__Task brief__. The entries below are to be copied exactly, with nothing left out.

__Data records__.

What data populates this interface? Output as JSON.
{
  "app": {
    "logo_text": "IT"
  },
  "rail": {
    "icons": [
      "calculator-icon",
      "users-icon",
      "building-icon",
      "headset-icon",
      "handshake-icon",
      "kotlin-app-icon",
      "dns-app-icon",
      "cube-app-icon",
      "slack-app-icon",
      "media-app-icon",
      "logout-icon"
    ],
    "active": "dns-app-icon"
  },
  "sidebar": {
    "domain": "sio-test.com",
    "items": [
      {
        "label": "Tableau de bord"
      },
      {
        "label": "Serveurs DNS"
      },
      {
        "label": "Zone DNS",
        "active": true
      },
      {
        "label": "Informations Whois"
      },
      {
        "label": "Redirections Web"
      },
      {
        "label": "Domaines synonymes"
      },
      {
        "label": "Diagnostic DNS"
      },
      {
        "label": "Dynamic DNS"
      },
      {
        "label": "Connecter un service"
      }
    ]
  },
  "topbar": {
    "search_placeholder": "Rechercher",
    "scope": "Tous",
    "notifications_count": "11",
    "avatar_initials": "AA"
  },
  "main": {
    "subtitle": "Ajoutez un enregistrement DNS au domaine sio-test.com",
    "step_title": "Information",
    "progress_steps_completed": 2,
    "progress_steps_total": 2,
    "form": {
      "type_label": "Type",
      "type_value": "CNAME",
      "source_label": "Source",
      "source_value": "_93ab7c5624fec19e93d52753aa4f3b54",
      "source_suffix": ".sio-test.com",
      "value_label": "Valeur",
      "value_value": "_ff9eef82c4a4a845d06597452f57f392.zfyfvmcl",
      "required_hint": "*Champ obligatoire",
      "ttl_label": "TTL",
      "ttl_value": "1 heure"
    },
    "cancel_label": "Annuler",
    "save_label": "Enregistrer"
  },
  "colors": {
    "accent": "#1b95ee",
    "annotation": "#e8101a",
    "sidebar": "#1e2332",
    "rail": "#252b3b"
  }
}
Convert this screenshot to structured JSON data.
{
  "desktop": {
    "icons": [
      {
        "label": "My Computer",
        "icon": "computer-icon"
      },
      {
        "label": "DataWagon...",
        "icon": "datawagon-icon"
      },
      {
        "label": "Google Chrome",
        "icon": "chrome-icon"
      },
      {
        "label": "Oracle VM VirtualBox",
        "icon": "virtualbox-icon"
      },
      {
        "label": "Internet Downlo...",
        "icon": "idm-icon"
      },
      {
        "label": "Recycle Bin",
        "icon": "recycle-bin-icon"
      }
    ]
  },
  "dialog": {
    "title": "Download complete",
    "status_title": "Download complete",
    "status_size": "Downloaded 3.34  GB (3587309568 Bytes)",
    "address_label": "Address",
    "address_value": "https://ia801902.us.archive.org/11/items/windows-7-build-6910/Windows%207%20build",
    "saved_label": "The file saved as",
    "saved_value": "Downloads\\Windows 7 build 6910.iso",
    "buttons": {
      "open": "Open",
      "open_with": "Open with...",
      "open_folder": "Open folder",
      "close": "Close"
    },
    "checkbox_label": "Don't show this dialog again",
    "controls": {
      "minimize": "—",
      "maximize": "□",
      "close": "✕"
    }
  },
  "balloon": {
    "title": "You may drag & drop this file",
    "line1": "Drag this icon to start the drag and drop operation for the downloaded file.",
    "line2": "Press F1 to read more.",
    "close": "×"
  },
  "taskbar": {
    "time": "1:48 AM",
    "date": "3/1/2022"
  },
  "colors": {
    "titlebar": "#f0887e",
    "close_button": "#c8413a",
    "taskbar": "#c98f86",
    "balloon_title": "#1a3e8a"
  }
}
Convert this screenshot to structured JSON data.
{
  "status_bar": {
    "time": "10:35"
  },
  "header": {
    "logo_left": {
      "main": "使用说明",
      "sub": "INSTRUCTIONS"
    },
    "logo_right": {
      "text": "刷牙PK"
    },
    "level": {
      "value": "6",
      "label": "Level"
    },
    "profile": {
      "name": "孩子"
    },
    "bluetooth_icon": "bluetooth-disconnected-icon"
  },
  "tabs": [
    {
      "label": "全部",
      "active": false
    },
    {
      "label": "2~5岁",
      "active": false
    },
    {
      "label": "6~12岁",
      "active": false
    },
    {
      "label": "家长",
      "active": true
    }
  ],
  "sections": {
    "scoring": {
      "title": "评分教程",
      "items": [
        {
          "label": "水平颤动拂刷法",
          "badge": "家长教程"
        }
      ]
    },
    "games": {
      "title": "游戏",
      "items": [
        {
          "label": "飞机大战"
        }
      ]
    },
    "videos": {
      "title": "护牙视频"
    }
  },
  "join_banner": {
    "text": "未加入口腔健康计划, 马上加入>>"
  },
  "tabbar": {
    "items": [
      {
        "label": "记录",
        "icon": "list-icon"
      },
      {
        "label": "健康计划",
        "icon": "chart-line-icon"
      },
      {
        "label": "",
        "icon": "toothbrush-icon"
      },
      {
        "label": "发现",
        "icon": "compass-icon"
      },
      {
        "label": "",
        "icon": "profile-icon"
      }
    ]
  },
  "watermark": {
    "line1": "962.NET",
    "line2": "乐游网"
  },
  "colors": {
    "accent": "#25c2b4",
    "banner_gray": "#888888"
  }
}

__Result of the exercise__.
What data populates this interface? Output as JSON.
{
  "app": {
    "logo_text": "IT"
  },
  "rail": {
    "icons": [
      "calculator-icon",
      "users-icon",
      "building-icon",
      "headset-icon",
      "handshake-icon",
      "kotlin-app-icon",
      "dns-app-icon",
      "cube-app-icon",
      "slack-app-icon",
      "media-app-icon",
      "logout-icon"
    ],
    "active": "dns-app-icon"
  },
  "sidebar": {
    "domain": "sio-test.com",
    "items": [
      {
        "label": "Tableau de bord"
      },
      {
        "label": "Serveurs DNS"
      },
      {
        "label": "Zone DNS",
        "active": true
      },
      {
        "label": "Informations Whois"
      },
      {
        "label": "Redirections Web"
      },
      {
        "label": "Domaines synonymes"
      },
      {
        "label": "Diagnostic DNS"
      },
      {
        "label": "Dynamic DNS"
      },
      {
        "label": "Connecter un service"
      }
    ]
  },
  "topbar": {
    "search_placeholder": "Rechercher",
    "scope": "Tous",
    "notifications_count": "11",
    "avatar_initials": "AA"
  },
  "main": {
    "subtitle": "Ajoutez un enregistrement DNS au domaine sio-test.com",
    "step_title": "Information",
    "progress_steps_completed": 2,
    "progress_steps_total": 2,
    "form": {
      "type_label": "Type",
      "type_value": "CNAME",
      "source_label": "Source",
      "source_value": "_93ab7c5624fec19e93d52753aa4f3b54",
      "source_suffix": ".sio-test.com",
      "value_label": "Valeur",
      "value_value": "_ff9eef82c4a4a845d06597452f57f392.zfyfvmcl",
      "required_hint": "*Champ obligatoire",
      "ttl_label": "TTL",
      "ttl_value": "1 heure"
    },
    "cancel_label": "Annuler",
    "save_label": "Enregistrer"
  },
  "colors": {
    "accent": "#1b95ee",
    "annotation": "#e8101a",
    "sidebar": "#1e2332",
    "rail": "#252b3b"
  }
}
Convert this screenshot to structured JSON data.
{
  "desktop": {
    "icons": [
      {
        "label": "My Computer",
        "icon": "computer-icon"
      },
      {
        "label": "DataWagon...",
        "icon": "datawagon-icon"
      },
      {
        "label": "Google Chrome",
        "icon": "chrome-icon"
      },
      {
        "label": "Oracle VM VirtualBox",
        "icon": "virtualbox-icon"
      },
      {
        "label": "Internet Downlo...",
        "icon": "idm-icon"
      },
      {
        "label": "Recycle Bin",
        "icon": "recycle-bin-icon"
      }
    ]
  },
  "dialog": {
    "title": "Download complete",
    "status_title": "Download complete",
    "status_size": "Downloaded 3.34  GB (3587309568 Bytes)",
    "address_label": "Address",
    "address_value": "https://ia801902.us.archive.org/11/items/windows-7-build-6910/Windows%207%20build",
    "saved_label": "The file saved as",
    "saved_value": "Downloads\\Windows 7 build 6910.iso",
    "buttons": {
      "open": "Open",
      "open_with": "Open with...",
      "open_folder": "Open folder",
      "close": "Close"
    },
    "checkbox_label": "Don't show this dialog again",
    "controls": {
      "minimize": "—",
      "maximize": "□",
      "close": "✕"
    }
  },
  "balloon": {
    "title": "You may drag & drop this file",
    "line1": "Drag this icon to start the drag and drop operation for the downloaded file.",
    "line2": "Press F1 to read more.",
    "close": "×"
  },
  "taskbar": {
    "time": "1:48 AM",
    "date": "3/1/2022"
  },
  "colors": {
    "titlebar": "#f0887e",
    "close_button": "#c8413a",
    "taskbar": "#c98f86",
    "balloon_title": "#1a3e8a"
  }
}
Convert this screenshot to structured JSON data.
{
  "status_bar": {
    "time": "10:35"
  },
  "header": {
    "logo_left": {
      "main": "使用说明",
      "sub": "INSTRUCTIONS"
    },
    "logo_right": {
      "text": "刷牙PK"
    },
    "level": {
      "value": "6",
      "label": "Level"
    },
    "profile": {
      "name": "孩子"
    },
    "bluetooth_icon": "bluetooth-disconnected-icon"
  },
  "tabs": [
    {
      "label": "全部",
      "active": false
    },
    {
      "label": "2~5岁",
      "active": false
    },
    {
      "label": "6~12岁",
      "active": false
    },
    {
      "label": "家长",
      "active": true
    }
  ],
  "sections": {
    "scoring": {
      "title": "评分教程",
      "items": [
        {
          "label": "水平颤动拂刷法",
          "badge": "家长教程"
        }
      ]
    },
    "games": {
      "title": "游戏",
      "items": [
        {
          "label": "飞机大战"
        }
      ]
    },
    "videos": {
      "title": "护牙视频"
    }
  },
  "join_banner": {
    "text": "未加入口腔健康计划, 马上加入>>"
  },
  "tabbar": {
    "items": [
      {
        "label": "记录",
        "icon": "list-icon"
      },
      {
        "label": "健康计划",
        "icon": "chart-line-icon"
      },
      {
        "label": "",
        "icon": "toothbrush-icon"
      },
      {
        "label": "发现",
        "icon": "compass-icon"
      },
      {
        "label": "",
        "icon": "profile-icon"
      }
    ]
  },
  "watermark": {
    "line1": "962.NET",
    "line2": "乐游网"
  },
  "colors": {
    "accent": "#25c2b4",
    "banner_gray": "#888888"
  }
}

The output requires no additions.